After spotting this recessed toilet roll holder at Bouchon Bakery in Napa, San Francisco-based architect Neal Schwartz convinced himself that it must have been a utensil holder set into the wall. Imagine his surprise (and ours) when he discovered the real source.
Out of desperation, the founding partner of Schwartz and Architecture (a member of the Remodelista Architect/Designer Directory) finally typed Recessed Toilet Paper Holder into Google and there it was—on a website called Jail and Prison Equipment, specially designed to prevent the hiding of contraband. Who knew?
Above: Schwartz installed two recessed toilet roll holders in his Hydeaway House in Sonoma (see more in The Architect is In: Beyond Prefab in a Sonoma Weekend Retreat). "It is intended for prisons and other secure environments and it is easily ordered online," Schwartz says. "I love it because it is also great for lazy people like me who can't be bothered with fiddling with those spring-loaded holders." Photograph by Matthew Millman.
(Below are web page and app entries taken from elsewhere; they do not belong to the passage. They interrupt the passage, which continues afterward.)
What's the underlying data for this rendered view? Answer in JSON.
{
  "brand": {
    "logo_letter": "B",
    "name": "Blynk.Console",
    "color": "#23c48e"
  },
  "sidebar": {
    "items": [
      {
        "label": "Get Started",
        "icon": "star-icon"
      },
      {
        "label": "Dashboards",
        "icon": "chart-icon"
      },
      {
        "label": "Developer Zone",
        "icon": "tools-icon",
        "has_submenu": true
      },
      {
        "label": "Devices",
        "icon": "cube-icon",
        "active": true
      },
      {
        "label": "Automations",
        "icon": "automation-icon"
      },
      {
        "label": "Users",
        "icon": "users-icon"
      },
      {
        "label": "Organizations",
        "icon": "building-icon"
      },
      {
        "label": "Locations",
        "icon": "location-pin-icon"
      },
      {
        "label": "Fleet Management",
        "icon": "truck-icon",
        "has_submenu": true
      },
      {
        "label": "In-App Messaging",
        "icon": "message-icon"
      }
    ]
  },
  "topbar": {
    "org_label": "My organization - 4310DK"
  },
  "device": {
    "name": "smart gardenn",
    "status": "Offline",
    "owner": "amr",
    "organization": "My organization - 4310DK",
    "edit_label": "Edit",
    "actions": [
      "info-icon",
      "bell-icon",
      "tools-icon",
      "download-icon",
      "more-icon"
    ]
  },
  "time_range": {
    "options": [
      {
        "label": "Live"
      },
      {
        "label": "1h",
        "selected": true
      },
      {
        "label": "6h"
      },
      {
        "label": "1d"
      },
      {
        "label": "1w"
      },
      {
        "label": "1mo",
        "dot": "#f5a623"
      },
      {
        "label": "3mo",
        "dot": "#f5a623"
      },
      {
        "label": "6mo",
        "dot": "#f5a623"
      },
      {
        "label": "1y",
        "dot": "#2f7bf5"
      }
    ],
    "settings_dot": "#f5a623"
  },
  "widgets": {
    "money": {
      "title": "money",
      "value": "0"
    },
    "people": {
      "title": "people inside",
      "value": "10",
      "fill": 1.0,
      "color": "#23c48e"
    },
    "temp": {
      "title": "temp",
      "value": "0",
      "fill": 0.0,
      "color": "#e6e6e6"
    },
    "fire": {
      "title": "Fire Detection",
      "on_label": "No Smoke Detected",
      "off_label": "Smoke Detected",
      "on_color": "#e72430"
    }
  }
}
Above: Installation tips from the architect: "It is best to have the holder on site before you sheetrock the walls so that the contractor can put in the appropriate blocking and determine exactly where the holder should go," Schwartz says. "It should fit in a 2 x 4 stud wall, but a 2 x 6 wall will give you more flexibility. If it is a retrofit into an existing wall, check to make sure that the depth will work. You will also need to make sure the holder fits in between the two studs." Photograph by Neal Schwartz.
See 5 Quick Fixes: Inventive Toilet Paper Storage for more ingenious ways to solve the loo paper conundrum or Steal This Look: A Modern Bathroom in Sonoma to see more unusual bathroom details from Neal Schwartz.